■ TASK DIRECTIONS
Would you show every line from the records that holds "JSON"?

[Extracted records]
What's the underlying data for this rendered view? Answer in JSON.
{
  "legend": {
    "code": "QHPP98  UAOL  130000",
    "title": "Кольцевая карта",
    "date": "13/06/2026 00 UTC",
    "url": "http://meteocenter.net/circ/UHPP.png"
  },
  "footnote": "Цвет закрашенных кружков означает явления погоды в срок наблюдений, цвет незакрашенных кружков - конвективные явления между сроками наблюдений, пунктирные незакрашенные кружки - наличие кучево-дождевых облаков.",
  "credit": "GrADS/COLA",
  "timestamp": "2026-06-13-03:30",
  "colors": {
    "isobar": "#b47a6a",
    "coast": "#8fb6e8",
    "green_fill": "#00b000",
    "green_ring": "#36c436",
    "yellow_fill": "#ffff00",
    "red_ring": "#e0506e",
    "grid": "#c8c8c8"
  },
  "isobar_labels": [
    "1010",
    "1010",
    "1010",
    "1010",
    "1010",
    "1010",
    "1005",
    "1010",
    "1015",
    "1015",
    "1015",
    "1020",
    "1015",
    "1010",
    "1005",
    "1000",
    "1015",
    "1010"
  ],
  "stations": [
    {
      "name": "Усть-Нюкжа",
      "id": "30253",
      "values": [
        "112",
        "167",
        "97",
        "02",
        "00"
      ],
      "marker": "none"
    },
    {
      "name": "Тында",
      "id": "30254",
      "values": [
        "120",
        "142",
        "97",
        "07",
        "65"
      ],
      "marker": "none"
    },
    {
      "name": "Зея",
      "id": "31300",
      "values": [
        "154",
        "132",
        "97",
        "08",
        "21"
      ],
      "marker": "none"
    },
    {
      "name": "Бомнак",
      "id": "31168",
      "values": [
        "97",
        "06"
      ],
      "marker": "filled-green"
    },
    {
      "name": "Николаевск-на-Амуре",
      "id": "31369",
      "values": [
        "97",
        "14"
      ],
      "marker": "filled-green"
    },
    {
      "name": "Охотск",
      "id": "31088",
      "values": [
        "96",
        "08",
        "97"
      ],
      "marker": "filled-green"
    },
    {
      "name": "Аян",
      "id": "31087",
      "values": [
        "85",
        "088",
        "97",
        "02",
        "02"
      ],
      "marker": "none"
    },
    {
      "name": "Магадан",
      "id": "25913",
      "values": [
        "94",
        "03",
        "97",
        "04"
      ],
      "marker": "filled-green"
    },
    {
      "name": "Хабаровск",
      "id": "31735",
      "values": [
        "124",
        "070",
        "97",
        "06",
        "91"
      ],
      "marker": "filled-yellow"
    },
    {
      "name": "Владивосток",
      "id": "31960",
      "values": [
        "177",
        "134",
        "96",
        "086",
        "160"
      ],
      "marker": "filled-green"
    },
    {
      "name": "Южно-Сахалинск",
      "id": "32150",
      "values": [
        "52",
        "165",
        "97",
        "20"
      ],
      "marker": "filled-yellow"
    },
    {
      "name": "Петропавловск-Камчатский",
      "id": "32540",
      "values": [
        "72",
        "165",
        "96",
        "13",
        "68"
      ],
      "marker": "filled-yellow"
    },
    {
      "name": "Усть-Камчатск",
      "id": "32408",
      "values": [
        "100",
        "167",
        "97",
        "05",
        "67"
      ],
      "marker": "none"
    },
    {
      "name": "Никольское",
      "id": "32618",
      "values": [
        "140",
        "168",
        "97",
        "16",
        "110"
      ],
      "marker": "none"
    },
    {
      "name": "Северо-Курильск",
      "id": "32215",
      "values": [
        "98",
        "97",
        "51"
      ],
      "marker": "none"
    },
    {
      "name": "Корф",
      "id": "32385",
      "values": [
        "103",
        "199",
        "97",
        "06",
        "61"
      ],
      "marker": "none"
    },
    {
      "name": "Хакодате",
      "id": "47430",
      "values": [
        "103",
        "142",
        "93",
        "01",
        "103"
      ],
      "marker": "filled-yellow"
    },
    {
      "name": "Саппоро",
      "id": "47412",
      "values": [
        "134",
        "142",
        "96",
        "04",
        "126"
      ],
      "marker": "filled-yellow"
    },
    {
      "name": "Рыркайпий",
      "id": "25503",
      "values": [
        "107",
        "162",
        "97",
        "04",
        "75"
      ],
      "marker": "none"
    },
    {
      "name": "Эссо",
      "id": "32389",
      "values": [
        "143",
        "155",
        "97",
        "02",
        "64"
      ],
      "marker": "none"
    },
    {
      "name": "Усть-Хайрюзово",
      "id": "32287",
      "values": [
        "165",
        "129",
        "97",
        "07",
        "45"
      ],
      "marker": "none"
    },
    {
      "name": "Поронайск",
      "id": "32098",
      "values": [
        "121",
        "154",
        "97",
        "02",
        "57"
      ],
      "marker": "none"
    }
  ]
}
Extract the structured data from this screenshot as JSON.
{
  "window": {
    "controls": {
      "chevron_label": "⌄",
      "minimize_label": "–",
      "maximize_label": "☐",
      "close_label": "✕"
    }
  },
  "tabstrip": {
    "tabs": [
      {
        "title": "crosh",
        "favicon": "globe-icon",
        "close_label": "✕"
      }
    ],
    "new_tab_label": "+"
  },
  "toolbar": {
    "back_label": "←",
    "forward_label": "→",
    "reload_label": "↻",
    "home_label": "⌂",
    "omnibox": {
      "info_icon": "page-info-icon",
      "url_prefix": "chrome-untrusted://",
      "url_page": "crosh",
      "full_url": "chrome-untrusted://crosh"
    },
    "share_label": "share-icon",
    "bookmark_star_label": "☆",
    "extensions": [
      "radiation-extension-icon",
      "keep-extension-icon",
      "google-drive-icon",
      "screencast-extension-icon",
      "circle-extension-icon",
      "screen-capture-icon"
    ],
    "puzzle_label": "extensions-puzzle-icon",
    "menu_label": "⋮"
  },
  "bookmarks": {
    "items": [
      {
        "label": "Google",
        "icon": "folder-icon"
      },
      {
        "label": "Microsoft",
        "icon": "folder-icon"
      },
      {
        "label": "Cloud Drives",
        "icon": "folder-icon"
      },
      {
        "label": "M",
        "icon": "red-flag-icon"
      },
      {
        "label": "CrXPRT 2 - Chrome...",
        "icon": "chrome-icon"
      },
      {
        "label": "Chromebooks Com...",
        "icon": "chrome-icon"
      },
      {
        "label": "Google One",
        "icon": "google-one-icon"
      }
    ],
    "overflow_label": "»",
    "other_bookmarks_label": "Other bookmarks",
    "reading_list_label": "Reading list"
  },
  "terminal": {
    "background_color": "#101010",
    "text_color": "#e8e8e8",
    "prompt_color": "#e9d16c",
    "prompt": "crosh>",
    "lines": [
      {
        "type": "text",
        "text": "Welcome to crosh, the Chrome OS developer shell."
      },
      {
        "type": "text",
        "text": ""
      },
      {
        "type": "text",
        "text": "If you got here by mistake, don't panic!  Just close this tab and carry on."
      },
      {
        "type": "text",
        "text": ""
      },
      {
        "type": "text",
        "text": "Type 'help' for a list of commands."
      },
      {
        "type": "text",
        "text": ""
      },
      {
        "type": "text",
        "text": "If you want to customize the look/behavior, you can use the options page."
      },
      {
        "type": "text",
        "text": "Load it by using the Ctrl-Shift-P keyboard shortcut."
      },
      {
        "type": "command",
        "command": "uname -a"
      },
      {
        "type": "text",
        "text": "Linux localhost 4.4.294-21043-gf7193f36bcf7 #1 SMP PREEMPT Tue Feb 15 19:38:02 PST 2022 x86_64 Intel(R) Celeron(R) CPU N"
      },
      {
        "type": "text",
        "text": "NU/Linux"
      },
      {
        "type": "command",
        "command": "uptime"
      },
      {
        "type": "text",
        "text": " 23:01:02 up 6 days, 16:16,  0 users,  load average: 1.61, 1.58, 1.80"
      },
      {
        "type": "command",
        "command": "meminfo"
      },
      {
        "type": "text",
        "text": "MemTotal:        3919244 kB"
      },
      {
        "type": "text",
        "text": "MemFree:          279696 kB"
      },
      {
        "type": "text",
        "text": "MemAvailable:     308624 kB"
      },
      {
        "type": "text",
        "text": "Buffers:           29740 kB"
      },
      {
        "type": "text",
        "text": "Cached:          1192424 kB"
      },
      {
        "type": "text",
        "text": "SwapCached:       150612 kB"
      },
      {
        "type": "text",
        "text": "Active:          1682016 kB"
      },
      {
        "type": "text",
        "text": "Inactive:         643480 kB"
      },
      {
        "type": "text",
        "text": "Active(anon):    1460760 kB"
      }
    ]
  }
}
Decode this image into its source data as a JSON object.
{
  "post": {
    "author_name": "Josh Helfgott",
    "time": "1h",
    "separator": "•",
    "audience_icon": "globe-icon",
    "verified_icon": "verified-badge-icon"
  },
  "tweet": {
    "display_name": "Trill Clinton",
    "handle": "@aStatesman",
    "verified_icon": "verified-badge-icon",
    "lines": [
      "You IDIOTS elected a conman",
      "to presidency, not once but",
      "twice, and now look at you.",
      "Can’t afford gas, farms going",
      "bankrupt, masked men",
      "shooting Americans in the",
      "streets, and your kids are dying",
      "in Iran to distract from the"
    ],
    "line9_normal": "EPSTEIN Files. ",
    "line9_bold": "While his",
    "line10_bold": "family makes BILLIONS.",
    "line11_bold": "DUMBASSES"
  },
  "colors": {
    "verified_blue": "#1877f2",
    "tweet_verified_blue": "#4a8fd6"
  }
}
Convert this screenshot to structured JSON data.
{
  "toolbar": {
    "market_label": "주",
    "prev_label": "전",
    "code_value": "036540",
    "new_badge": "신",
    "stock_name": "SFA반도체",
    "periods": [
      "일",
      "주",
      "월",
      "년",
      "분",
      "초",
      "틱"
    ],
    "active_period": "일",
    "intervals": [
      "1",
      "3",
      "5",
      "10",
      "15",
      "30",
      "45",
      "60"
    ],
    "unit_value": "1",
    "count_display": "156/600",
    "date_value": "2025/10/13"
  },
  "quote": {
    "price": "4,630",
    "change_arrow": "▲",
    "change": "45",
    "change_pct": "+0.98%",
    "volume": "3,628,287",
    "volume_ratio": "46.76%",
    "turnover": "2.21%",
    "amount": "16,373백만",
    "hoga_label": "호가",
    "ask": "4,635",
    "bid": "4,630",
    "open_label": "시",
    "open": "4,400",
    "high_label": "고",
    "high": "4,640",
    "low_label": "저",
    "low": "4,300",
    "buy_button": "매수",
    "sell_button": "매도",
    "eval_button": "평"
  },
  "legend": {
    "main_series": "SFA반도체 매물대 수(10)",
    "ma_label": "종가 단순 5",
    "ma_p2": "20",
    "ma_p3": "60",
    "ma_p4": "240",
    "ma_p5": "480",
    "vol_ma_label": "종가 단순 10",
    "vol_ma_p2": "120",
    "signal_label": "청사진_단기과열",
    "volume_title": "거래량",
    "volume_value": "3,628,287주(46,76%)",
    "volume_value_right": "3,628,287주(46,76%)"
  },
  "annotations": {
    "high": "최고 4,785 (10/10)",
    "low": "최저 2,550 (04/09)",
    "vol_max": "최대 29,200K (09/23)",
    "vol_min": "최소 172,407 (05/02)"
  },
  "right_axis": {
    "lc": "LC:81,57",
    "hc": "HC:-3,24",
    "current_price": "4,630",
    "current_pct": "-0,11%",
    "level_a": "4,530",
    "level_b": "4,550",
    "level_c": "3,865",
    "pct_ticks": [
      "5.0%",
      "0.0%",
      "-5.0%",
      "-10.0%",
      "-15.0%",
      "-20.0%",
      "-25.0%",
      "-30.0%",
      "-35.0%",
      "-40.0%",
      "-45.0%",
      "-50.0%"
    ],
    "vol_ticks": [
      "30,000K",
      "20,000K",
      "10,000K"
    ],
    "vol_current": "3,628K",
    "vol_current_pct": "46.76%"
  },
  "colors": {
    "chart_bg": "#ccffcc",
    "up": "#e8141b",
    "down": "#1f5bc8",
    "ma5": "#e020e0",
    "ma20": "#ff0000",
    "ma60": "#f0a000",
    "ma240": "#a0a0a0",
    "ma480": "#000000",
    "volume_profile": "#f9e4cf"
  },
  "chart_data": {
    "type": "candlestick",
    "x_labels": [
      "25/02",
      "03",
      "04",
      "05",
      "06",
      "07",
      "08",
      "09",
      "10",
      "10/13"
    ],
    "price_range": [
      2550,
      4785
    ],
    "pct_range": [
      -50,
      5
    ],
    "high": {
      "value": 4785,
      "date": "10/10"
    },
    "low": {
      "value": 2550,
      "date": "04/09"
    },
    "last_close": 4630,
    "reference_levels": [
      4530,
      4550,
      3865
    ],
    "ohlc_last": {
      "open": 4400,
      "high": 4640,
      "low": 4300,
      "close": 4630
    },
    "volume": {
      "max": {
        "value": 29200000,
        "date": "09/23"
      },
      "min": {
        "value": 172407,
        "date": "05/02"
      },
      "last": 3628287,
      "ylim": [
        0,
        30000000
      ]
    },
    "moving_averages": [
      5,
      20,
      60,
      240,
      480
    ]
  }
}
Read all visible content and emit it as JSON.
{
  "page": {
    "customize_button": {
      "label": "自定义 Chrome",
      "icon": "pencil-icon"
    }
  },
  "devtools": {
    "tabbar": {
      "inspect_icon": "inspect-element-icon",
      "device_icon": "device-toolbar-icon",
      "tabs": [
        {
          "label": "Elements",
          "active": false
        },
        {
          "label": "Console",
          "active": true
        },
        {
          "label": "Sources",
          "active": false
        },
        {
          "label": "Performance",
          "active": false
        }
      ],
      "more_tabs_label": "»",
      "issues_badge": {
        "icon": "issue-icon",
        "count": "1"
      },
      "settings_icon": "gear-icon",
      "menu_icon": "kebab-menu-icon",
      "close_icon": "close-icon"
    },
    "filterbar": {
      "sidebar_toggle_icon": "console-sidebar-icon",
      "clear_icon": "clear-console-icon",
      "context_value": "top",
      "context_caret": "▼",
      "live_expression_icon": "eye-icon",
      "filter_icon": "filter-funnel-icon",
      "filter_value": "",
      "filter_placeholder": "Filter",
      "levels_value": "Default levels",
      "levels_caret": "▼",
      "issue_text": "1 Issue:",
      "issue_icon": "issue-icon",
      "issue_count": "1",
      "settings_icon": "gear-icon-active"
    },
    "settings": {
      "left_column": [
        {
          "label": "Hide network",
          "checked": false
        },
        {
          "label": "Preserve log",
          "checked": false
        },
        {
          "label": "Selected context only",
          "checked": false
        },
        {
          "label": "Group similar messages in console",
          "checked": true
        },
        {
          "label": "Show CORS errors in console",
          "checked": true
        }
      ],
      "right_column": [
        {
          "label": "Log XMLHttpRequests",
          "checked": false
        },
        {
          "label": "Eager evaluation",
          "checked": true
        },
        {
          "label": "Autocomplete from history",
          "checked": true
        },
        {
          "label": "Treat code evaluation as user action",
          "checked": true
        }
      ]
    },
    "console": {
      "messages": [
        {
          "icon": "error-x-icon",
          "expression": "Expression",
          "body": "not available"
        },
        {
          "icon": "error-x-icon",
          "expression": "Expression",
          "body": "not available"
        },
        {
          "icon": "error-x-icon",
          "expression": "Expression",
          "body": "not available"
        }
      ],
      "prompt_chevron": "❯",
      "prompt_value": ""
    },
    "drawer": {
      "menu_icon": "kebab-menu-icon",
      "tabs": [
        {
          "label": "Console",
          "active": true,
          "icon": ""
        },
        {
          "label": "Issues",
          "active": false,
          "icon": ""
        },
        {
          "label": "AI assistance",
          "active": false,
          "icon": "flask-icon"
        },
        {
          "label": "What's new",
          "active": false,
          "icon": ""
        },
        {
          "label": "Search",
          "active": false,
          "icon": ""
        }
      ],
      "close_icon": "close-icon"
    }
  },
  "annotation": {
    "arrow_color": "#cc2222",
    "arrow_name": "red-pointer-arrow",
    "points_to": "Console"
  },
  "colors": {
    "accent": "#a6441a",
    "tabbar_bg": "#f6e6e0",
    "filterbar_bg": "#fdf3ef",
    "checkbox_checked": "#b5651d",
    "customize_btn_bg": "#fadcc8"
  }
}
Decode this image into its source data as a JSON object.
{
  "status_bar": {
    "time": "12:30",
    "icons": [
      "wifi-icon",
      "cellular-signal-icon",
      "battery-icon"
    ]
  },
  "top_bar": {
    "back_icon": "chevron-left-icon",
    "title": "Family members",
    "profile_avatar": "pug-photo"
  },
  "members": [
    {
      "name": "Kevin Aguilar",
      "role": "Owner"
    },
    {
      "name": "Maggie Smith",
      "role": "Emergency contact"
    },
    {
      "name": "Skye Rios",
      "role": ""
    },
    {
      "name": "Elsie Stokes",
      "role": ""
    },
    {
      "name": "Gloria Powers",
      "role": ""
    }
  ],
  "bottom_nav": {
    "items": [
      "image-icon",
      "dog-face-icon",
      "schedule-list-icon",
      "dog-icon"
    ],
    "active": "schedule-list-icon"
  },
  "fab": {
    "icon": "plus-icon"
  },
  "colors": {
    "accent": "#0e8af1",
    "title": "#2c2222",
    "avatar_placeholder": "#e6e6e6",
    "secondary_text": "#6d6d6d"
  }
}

■ EXERCISE OUTPUT
What's the underlying data for this rendered view? Answer in JSON.
Extract the structured data from this screenshot as JSON.
Decode this image into its source data as a JSON object.
Convert this screenshot to structured JSON data.
Read all visible content and emit it as JSON.
Decode this image into its source data as a JSON object.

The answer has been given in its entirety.